Steinitz vs Gunsberg began on December 9th 1890 at the Manhattan Chess Club. The winner would be the first to win ten games, or with the most wins after twenty games — draws would not be counted. In the case of 9 wins each the match would be considered drawn. Each game would be played in two sessions, 13:30-17:00 and 19:00-22:30.
The match had its trials and tribulations, one of which was Steinitz developing a bad cold. Back in the day, this was no trivial matter (if indeed it is these days) and caused the match to be paused after the fourth game while he recovered. Openings played their part also, with Steinitz vowing to keep playing the Queen’s Gambit until he won with it (which he did in game 7, after 2 draws and a loss) and him challenging Gunsberg to a theoretical debate in the Evans Gambit. This was accepted, with the opening cropping up four times in the latter stages, Gunsberg scoring 2.5 with it to Steinitz’s 1.5.
This would not change the outcome of the match, however, with Steinitz retaining his title 6-4.
The game we’re going to take a look at, is the 16th game, in which Gunsberg (as White) scores a rather quick point against the defending champion. Notable of the game, in addition to Steinitz losing in 21 moves, is that he appears to insinuate that his opponent bluffed him …
“Gunsberg touched the square at h4 with his knight, and then retracted the move, and after taking some time to consider and shaking his head as if he had made a mistake, finally adopted the move. Thereupon I took the pawn, and on seeing my opponent’s reply, 21.Ne4, resigned. Then I taxed my opponent on the manner in which he had made his twentieth move, which was calculated to mislead, and I reminded him that in his match with Chigorin he had in a similar case brought a charge against the Russian master. Gunsberg apologized, and gave his word of honor that he had not done it wilfully.” — Wilhelm Steinitz (on his opponent’s 20.Nh4).

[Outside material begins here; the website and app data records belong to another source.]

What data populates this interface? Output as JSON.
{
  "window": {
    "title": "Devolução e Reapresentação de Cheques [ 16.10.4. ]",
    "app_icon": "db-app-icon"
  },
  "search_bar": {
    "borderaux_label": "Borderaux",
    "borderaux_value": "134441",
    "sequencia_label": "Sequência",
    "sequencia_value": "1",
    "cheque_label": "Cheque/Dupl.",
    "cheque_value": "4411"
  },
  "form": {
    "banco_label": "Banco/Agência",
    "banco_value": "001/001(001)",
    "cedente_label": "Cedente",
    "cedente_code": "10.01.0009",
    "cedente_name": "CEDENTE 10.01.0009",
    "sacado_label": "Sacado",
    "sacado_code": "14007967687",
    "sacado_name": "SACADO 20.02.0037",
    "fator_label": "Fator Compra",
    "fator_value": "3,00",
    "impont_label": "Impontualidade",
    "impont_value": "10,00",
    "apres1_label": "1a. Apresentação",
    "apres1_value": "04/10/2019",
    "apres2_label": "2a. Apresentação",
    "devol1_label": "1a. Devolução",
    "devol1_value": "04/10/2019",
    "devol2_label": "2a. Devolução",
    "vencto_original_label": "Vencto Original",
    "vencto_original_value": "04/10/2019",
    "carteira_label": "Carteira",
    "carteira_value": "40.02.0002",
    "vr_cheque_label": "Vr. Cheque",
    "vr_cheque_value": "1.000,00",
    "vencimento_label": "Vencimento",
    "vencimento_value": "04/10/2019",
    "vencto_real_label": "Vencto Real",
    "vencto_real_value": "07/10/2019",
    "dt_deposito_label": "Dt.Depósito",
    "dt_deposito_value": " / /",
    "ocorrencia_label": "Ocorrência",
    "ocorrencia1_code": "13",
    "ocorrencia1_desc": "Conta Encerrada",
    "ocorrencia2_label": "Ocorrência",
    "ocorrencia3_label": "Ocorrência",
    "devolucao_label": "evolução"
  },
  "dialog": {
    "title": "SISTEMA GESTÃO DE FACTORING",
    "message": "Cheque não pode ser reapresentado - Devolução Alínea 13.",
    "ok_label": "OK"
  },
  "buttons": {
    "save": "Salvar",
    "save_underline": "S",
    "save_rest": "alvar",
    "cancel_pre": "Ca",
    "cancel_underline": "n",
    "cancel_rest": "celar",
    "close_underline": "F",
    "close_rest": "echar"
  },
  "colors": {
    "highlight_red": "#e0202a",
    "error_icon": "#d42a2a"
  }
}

In the event that Gunsberg had deliberately bluffed his way to the win with body-language, it is a matter of opinion as to whether Steinitz had any right to object at him or not. What is clear is that Steinitz’s understanding of the position was not what it should have been, especially when taking his Queen in to the lion’s den.